▶ **What to work on**:
Please copy every line from the records below that contains the string "title".

————

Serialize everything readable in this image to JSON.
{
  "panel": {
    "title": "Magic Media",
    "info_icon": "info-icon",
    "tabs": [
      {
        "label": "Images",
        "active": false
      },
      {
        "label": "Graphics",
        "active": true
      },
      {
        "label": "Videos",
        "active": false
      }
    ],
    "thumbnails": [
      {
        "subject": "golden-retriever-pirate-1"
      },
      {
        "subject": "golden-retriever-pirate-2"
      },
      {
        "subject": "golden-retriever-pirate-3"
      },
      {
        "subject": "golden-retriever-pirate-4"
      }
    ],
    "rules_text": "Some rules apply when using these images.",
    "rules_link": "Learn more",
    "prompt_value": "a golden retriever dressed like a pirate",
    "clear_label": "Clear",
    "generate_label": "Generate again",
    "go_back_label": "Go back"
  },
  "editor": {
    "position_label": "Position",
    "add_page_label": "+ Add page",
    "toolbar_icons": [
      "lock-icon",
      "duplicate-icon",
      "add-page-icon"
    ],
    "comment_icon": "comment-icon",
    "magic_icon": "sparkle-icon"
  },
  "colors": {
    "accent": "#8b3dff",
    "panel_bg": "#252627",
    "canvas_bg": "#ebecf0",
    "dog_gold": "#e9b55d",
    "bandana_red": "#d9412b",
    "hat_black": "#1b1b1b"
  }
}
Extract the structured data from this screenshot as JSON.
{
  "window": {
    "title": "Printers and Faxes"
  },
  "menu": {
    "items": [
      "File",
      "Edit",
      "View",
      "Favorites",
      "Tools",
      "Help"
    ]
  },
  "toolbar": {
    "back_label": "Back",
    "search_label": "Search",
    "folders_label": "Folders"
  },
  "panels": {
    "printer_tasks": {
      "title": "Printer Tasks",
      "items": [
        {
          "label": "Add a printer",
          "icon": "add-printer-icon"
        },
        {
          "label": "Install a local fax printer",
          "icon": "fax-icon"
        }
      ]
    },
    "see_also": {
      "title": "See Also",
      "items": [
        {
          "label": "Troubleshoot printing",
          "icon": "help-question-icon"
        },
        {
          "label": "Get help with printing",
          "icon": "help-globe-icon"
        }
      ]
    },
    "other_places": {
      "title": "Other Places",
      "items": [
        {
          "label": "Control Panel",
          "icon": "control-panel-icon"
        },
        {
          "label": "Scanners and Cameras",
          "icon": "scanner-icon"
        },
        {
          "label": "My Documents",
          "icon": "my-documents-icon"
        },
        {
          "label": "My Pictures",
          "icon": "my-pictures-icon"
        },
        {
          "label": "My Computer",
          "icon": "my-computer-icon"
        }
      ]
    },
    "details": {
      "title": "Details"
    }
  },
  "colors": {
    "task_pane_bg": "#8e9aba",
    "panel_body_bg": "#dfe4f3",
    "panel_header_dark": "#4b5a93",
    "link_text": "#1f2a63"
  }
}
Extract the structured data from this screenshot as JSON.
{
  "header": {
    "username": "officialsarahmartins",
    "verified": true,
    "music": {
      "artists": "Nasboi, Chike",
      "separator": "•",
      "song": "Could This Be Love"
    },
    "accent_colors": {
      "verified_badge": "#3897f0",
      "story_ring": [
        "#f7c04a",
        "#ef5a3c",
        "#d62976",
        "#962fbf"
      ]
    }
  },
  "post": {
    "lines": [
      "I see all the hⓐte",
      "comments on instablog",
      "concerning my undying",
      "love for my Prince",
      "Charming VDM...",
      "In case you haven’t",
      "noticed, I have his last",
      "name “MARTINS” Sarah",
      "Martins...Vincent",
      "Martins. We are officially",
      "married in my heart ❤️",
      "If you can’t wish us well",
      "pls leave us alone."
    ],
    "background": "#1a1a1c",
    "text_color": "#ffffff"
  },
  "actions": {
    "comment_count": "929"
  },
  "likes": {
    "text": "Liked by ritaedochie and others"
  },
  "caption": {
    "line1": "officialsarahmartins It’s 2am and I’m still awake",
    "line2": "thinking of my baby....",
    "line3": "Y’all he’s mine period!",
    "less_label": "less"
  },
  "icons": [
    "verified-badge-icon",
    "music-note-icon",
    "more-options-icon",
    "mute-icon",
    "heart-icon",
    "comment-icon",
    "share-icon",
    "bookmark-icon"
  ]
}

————

▶ **Output for this task**:
    "title": "Magic Media",
    "title": "Printers and Faxes"
      "title": "Printer Tasks",
      "title": "See Also",
      "title": "Other Places",
      "title": "Details"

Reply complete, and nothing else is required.